[Exercise description]
Show each line of the data below in which "icon" occurs.
== Records shown
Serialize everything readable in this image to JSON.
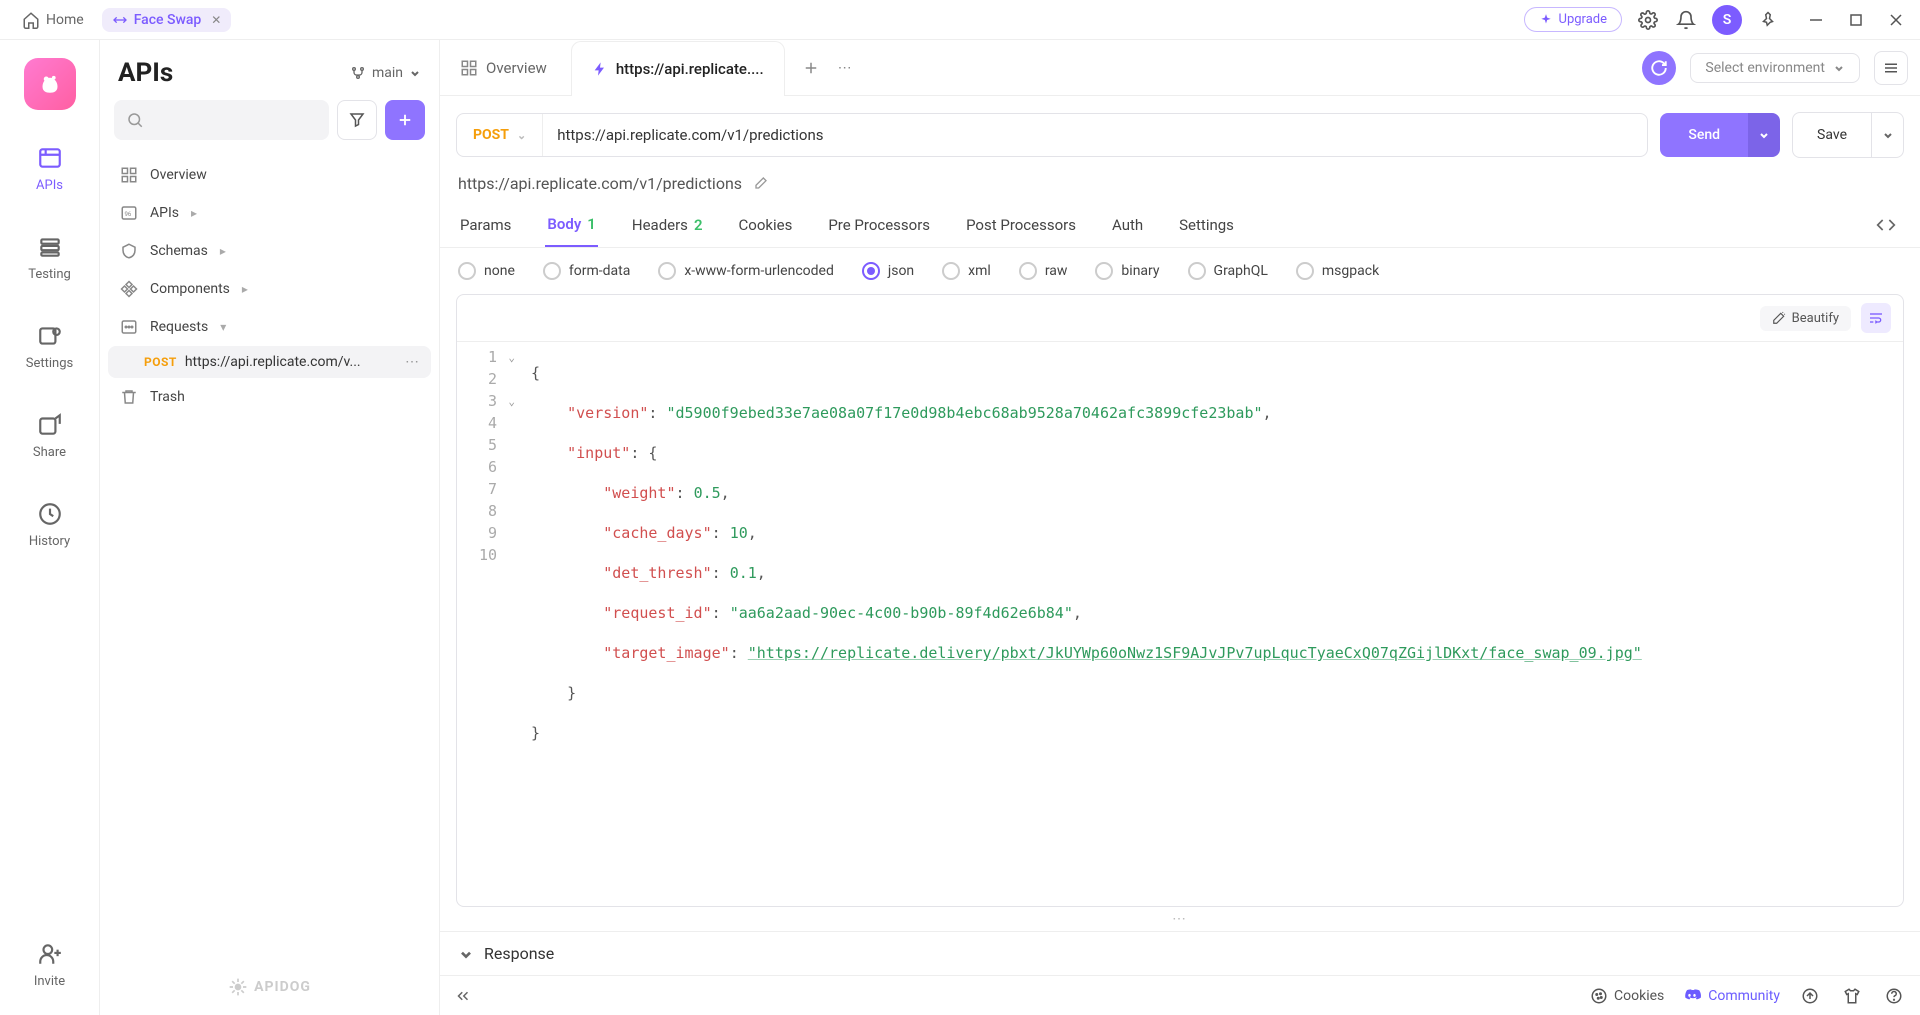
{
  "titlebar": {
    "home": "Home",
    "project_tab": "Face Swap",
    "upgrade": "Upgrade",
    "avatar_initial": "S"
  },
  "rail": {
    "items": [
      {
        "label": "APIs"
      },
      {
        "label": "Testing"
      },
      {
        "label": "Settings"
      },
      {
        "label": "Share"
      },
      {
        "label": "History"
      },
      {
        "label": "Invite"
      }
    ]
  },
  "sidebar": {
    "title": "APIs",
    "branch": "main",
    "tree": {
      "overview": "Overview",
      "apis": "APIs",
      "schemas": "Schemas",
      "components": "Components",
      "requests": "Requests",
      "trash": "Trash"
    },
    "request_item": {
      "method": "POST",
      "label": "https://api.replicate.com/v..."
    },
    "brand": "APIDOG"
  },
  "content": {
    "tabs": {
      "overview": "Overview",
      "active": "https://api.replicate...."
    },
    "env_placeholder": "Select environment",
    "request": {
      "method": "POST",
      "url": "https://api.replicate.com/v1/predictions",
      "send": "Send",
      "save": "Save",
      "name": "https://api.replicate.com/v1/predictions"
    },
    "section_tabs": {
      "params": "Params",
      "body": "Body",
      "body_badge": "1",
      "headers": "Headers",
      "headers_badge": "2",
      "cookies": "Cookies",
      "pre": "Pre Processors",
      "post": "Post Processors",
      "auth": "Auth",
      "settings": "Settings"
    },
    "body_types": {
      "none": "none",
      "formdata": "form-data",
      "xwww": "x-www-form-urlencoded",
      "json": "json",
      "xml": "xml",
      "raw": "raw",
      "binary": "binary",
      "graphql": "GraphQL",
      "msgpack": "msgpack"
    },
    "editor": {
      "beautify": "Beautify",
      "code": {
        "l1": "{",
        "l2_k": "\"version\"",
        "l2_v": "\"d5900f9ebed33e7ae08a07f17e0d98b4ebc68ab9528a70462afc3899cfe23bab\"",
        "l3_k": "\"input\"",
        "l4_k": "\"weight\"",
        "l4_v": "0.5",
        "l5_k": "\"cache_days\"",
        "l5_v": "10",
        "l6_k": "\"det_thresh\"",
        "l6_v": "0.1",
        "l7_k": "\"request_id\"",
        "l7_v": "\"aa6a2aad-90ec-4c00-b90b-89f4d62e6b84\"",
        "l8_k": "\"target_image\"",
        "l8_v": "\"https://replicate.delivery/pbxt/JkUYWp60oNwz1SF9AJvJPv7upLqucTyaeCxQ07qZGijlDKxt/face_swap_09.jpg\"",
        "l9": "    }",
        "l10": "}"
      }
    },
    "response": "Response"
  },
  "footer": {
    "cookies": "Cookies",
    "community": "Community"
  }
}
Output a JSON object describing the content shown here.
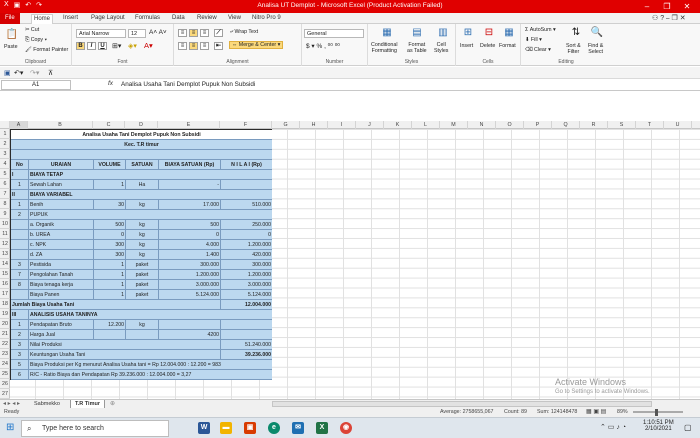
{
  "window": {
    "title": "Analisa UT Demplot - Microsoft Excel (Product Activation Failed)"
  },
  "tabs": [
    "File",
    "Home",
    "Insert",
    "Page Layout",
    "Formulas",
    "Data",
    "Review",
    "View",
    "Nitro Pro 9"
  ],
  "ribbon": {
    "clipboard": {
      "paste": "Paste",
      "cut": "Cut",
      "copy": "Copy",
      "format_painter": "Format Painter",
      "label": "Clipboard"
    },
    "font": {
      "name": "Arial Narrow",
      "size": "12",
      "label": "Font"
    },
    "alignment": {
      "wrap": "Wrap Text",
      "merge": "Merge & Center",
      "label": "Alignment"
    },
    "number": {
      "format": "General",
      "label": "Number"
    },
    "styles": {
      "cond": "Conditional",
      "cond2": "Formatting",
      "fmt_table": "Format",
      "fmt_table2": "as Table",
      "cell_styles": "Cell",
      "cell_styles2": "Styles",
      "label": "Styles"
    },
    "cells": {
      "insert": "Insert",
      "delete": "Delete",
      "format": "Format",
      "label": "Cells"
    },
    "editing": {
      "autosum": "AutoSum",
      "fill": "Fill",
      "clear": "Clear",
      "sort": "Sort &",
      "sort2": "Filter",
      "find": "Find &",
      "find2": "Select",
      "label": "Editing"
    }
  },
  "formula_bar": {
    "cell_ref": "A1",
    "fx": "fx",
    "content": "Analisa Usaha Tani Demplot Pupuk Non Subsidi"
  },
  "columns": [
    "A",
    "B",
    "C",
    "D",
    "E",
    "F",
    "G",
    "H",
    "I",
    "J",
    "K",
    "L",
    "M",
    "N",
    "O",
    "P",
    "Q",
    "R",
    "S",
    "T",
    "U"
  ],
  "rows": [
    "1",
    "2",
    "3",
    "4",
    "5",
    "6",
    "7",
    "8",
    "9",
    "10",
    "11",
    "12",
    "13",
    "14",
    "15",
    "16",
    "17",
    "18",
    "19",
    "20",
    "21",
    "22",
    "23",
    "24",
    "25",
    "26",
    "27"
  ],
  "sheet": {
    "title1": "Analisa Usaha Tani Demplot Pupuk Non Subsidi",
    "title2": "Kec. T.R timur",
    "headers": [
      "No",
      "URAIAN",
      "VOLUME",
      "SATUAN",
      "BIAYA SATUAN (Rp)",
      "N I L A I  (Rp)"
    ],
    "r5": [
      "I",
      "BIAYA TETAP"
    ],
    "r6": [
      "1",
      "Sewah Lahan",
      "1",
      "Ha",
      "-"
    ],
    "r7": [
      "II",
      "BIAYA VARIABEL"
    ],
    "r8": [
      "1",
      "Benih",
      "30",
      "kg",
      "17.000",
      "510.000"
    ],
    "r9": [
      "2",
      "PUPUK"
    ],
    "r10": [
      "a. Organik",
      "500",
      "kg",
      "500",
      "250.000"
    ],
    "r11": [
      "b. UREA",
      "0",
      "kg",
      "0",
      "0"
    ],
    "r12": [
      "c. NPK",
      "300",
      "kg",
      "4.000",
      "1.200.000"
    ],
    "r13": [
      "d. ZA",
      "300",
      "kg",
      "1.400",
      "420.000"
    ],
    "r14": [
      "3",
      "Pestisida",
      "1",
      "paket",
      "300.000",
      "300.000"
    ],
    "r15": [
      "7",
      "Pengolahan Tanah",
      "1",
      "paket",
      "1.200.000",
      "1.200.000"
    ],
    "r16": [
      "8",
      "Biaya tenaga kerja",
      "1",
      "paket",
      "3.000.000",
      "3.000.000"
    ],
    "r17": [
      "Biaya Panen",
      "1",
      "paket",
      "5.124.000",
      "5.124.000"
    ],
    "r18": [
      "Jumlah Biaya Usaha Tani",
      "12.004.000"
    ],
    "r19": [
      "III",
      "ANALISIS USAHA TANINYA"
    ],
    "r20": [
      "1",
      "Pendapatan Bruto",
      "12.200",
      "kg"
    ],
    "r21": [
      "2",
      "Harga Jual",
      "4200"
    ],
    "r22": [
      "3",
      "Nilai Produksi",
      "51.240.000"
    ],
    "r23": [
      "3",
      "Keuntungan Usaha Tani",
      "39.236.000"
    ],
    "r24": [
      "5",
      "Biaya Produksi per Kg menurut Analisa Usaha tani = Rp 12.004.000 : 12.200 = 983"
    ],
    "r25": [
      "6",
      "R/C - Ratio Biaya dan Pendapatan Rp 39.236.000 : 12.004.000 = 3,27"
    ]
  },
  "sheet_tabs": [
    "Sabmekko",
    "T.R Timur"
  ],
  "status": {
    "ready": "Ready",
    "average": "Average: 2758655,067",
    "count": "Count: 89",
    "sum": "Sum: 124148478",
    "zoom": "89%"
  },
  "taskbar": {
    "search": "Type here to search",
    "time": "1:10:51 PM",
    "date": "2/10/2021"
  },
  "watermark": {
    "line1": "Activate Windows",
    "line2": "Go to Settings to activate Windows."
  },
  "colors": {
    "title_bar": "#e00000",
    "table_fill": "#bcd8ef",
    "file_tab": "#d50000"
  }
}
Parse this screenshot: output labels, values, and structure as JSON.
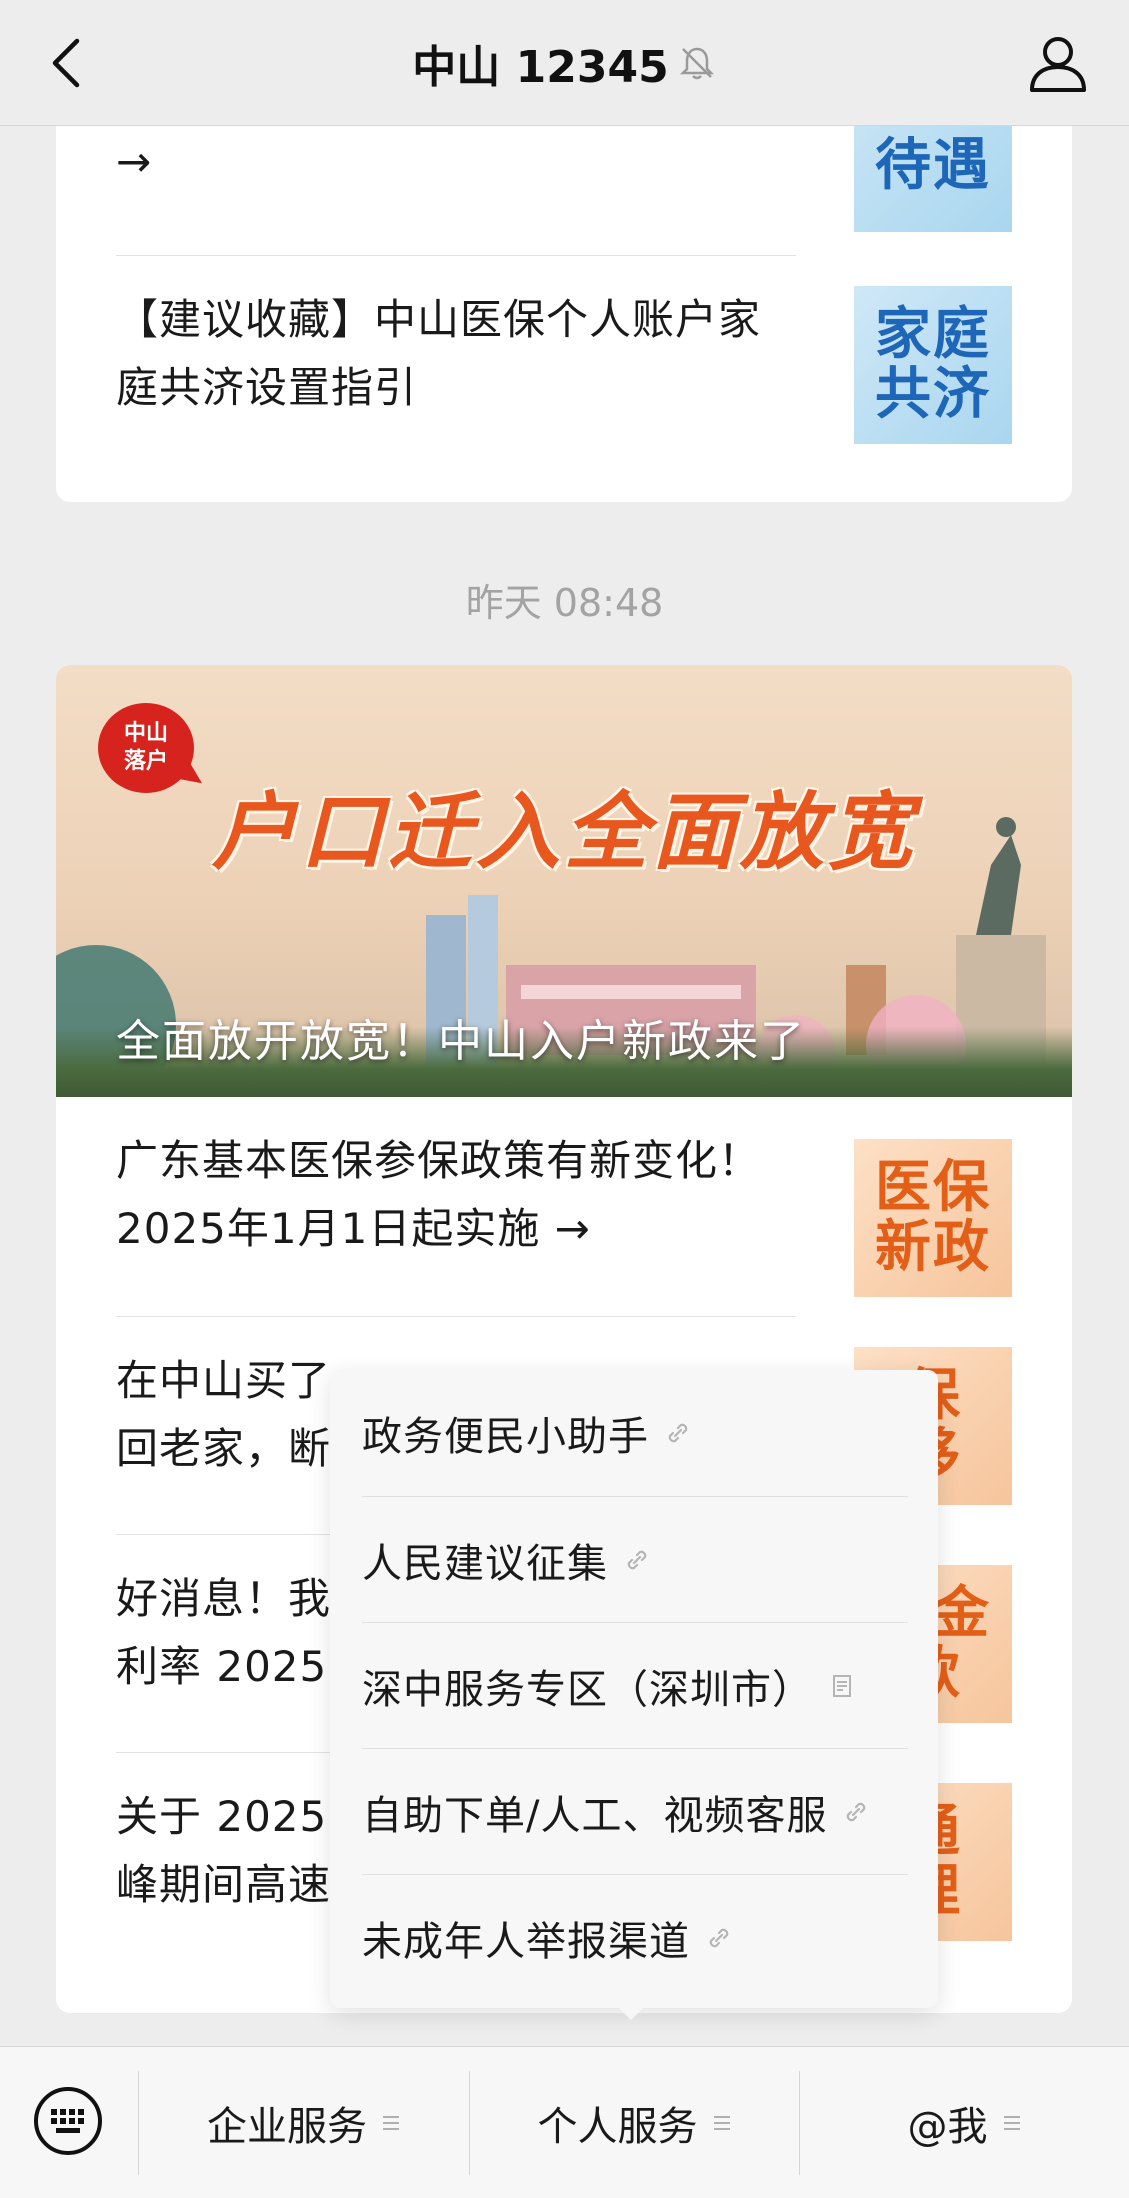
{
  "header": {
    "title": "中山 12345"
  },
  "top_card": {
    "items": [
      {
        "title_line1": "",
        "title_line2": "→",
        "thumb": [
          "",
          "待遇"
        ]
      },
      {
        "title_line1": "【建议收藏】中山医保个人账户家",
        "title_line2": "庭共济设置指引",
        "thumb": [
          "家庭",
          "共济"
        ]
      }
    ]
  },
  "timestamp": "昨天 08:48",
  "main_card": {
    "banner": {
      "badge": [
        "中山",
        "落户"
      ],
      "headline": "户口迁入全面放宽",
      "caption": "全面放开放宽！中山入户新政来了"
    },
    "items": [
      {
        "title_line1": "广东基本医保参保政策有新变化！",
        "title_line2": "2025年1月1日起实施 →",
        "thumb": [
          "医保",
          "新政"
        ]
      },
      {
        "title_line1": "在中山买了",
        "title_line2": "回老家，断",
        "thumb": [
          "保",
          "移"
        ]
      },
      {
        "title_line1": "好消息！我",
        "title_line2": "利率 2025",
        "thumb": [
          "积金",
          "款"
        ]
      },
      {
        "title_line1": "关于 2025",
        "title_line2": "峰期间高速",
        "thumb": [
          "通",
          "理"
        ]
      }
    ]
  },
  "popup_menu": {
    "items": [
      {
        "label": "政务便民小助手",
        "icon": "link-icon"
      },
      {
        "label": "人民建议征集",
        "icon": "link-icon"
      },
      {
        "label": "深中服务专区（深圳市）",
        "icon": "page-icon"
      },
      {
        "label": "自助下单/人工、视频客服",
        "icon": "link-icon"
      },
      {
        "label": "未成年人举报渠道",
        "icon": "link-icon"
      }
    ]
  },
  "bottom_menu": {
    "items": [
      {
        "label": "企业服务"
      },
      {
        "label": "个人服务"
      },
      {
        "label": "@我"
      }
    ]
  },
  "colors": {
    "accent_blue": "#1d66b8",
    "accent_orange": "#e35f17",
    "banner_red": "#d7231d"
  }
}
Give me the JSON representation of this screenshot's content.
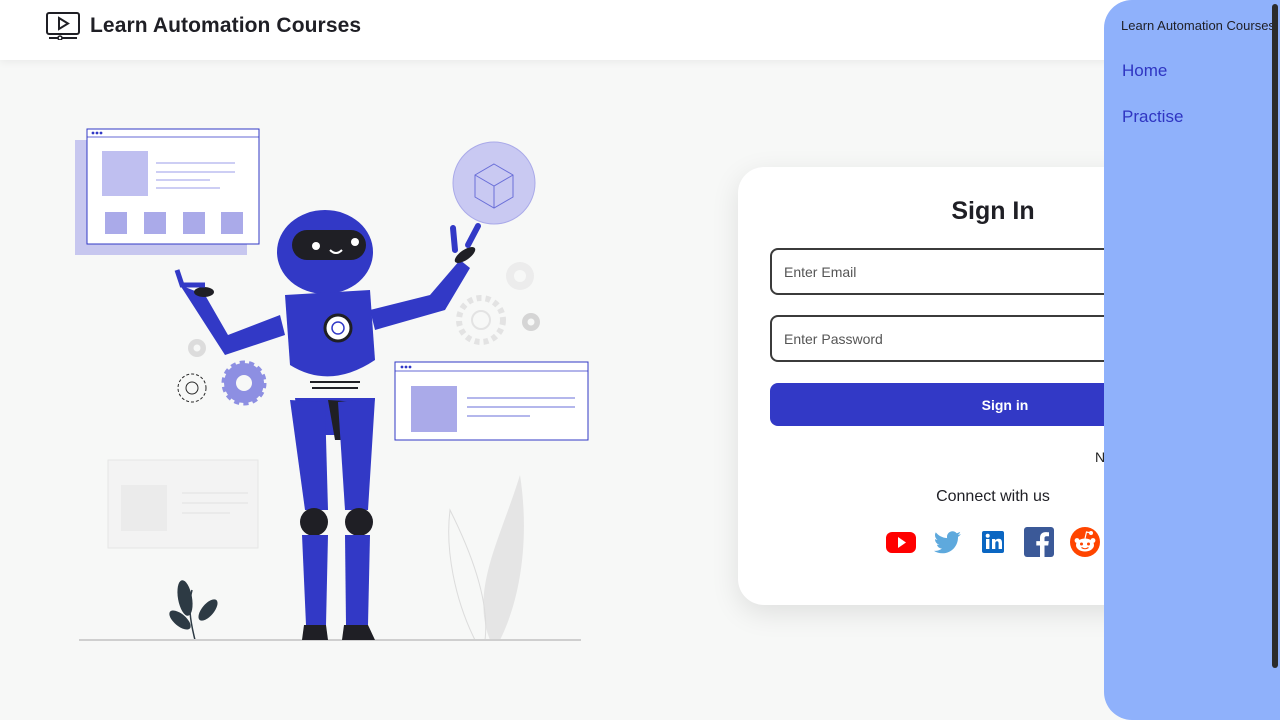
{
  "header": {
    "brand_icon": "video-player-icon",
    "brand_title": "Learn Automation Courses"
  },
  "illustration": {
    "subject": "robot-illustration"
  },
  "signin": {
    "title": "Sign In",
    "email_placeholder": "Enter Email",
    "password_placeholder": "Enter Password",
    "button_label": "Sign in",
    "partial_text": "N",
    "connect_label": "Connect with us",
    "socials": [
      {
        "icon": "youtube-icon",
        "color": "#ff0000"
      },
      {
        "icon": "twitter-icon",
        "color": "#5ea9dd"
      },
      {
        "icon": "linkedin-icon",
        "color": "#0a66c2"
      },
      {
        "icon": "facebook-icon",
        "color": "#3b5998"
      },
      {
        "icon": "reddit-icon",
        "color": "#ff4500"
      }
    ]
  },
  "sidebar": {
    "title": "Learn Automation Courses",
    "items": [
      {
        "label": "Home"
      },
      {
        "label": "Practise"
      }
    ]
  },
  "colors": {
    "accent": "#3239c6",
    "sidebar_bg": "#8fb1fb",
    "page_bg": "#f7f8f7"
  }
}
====
[Response area]
        "icon": "link-icon"
        "icon": "link-icon"
        "icon": "page-icon"
        "icon": "link-icon"
        "icon": "link-icon"
    "brand_icon": "video-player-icon",
        "icon": "youtube-icon",
        "icon": "twitter-icon",
        "icon": "linkedin-icon",
        "icon": "facebook-icon",
        "icon": "reddit-icon",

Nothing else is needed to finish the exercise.